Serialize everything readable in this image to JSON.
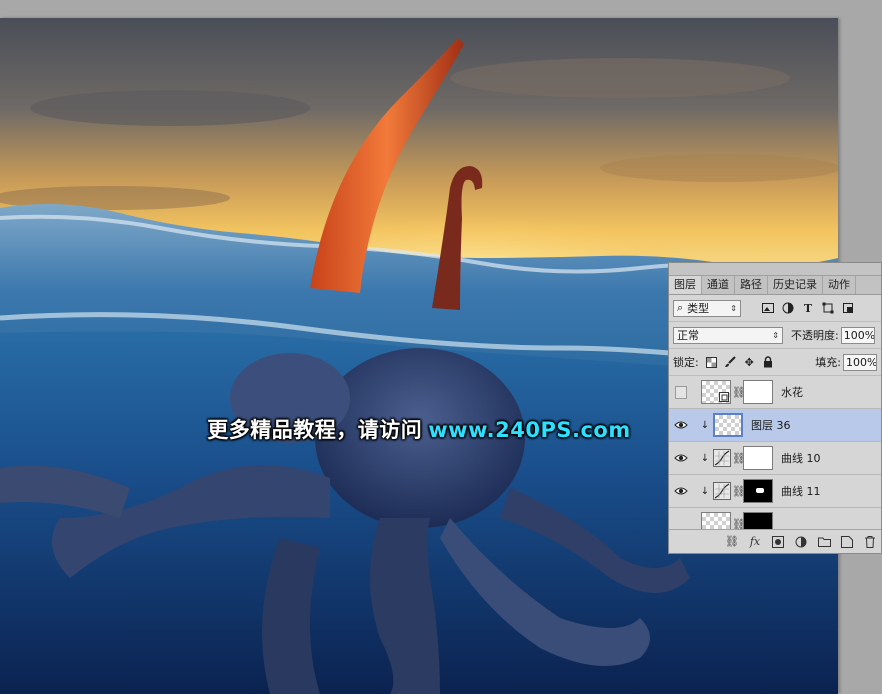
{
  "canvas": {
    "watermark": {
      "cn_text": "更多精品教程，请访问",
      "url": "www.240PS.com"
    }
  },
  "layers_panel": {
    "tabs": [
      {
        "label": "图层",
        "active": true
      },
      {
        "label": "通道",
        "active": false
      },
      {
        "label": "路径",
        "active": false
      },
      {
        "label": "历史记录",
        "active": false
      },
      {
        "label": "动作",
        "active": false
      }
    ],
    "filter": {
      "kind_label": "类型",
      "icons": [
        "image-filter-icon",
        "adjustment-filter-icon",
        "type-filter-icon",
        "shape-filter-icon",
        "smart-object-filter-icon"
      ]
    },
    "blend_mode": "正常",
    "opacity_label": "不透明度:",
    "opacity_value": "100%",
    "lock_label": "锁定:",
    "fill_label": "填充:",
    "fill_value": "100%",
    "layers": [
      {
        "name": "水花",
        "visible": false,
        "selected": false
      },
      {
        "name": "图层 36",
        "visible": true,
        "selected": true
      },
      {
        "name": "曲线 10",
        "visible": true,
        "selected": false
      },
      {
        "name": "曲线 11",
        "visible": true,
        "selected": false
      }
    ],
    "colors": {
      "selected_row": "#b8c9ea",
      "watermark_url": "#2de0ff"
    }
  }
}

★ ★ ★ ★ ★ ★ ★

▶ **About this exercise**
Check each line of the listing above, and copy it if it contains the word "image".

▶ **Solution for this problem**
Serialize everything readable in this image to JSON.
        "image-filter-icon",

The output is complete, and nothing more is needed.